Black Friday is officially Black November. Also parts of October. And December, too.
The shopping spectacular is getting a pandemic-induced makeover, with many major retailers starting their sales earlier than ever and ending them later. Companies are hoping to avoid the crush of customers that crowd stores on the Friday after Thanksgiving by giving them more buying, pickup and delivery options.
This year, the Black Friday deals that are usually reserved for in-store shopping will appear online during the month. Nearly 51% of shoppers feel anxious about shopping in-store during the holidays and 64% of their budget is expected to be spent online, according to a new shopping survey from Deloitte.
"Black Friday has definitely transitioned more into a digital affair in the past five years," said Neil Saunders, retail analyst and managing director at GlobalData Retail, previously told CNN Business. "The focal point is not that single day anymore. It's an event spread out over several days."
And those who are brave (or crazy) enough to hit the stores on Black Friday will notice enhanced safety protocols and capacity controls.
Here's how major US retailers changed their Black Friday plans this year:
"As we've said, Black Friday isn't just one day this year — it's months long," Best Buy said in a statement.
That's true: Some Best Buy deals became available online in October with more deals going live in stores on November 1. On select days, Best Buy shoppers can get deeper discounts from its Black Friday ad early via its website, with the first event beginning November 5.
Stores will open at 5 am on Black Friday with the retailer still requiring shoppers to wear face coverings. It's also enforcing capacity controls and there will be a "dedicated customer experience host" to help direct shoppers and answer questions.
Contactless curbside pickup and expanded same-day delivery will also be available.
Home Depot will offer discounts online and in stores from November 6 through December 2.
The retailer recently said it decided to "reinvent" Black Friday this year to reduce stress for consumers who typically rush to stores in droves to grab the best deals. Given the pandemic, the company indicated that maintaining safety was also a factor in its decision.
Home Depot gave its app users advance access earlier this week to some of the discounts.
Loyal customers will see an expanded selection of items, with the company selling more home goods, exercise equipment and other items people wouldn't normally associate with the home improvement retailer.
Lowe's "Season of Savings" already began last week — its earliest start date ever. The Black Friday-like event includes "competitive deals in-store and online" through December.
One notable addition this year: Free delivery of fresh-cut trees and wreaths on orders more than $45.
Black Friday sales at the department store will begin online and in stores beginning November 4.
On the day after Thanksgiving itself, Macy's said shoppers can "expect to shop those same deals safely in-store" with additional cleaning, employees wearing personal protection equipment and "occupancy checks with an emphasis on traffic flow to anticipate and mitigate crowds."

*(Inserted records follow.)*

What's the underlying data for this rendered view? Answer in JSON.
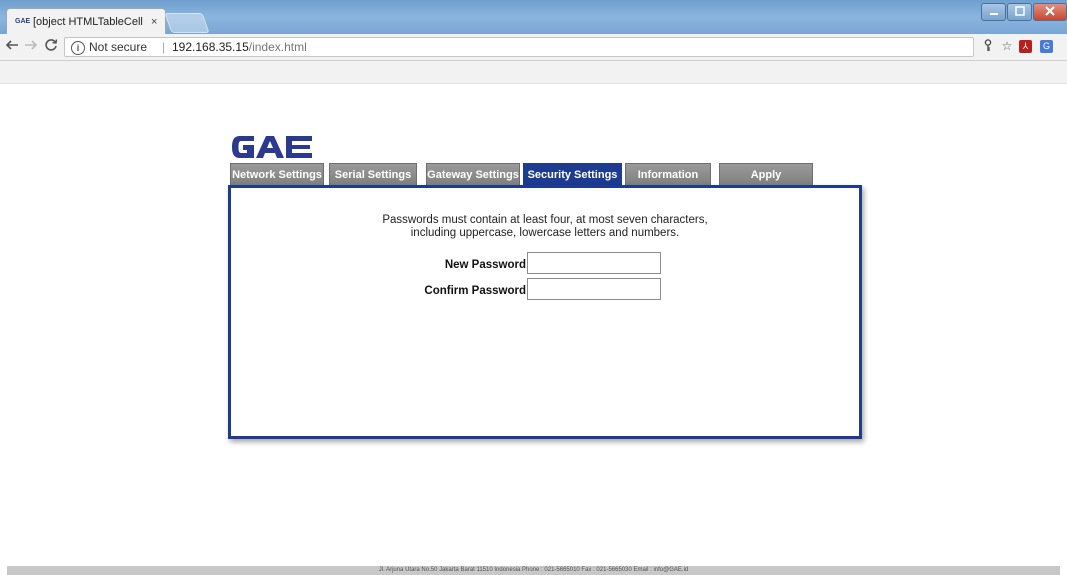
{
  "browser": {
    "tab_title": "[object HTMLTableCellEl",
    "tab_favicon": "GAE",
    "tab_close": "×",
    "security_label": "Not secure",
    "url_host": "192.168.35.15",
    "url_path": "/index.html",
    "icons": [
      "back-icon",
      "forward-icon",
      "reload-icon",
      "info-icon",
      "key-icon",
      "star-icon",
      "pdf-icon",
      "translate-icon"
    ]
  },
  "logo": {
    "text": "GAE",
    "color": "#2b3a8f"
  },
  "nav_tabs": [
    {
      "label": "Network Settings"
    },
    {
      "label": "Serial Settings"
    },
    {
      "label": "Gateway Settings"
    },
    {
      "label": "Security Settings",
      "active": true
    },
    {
      "label": "Information"
    },
    {
      "label": "Apply"
    }
  ],
  "security": {
    "notice_line1": "Passwords must contain at least four, at most seven characters,",
    "notice_line2": "including uppercase, lowercase letters and numbers.",
    "new_password_label": "New Password",
    "new_password_value": "",
    "confirm_password_label": "Confirm Password",
    "confirm_password_value": ""
  },
  "footer": {
    "text": "Jl. Arjuna Utara No.50 Jakarta Barat 11510 Indonesia Phone : 021-5665010 Fax : 021-5665030 Email : info@GAE.id"
  },
  "colors": {
    "accent": "#1d3b90",
    "tab_inactive": "#8a8a8a",
    "titlebar": "#7aa6d3"
  }
}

Macy's is also promoting curbside pickup, buy-online-pick-up in store and same-day delivery through DoorDash.
Deals will be sold online and in stores for the entire month of November in a promotion called "Black Friday Now." Target will offer "weeklong discounts and digital deals every day" beginning on November 1. It's also extending its price-match policy from two weeks after the purchase date to two months.
Target is also bolstering its safety features at its stores — including contactless payment in its app, reducing lines by having employees rove the store to let customers pay and letting shoppers make reservations.
America's largest retailer is spreading Black Friday sales over three weekends, which will begin on its website before hitting stores a few days later. "Black Friday Deals for Days" encompasses the first, second and fourth weekends of November, with the deals appearing online Wednesdays.
Although it's pushing people to shop online and use its curbside pickup option, shoppers that go to its stores won't experience the pandemonium of the past. Instead, they will form single-file lines at the entrance and be given sanitized shopping carts. "Health Ambassadors" will be stationed at entrances to remind people to put on their masks. Social distancing will be enforced inside with capacity controls and one-way lanes.
Walmart said the changes at its stores "will be safer and more manageable for both our customers and our associates."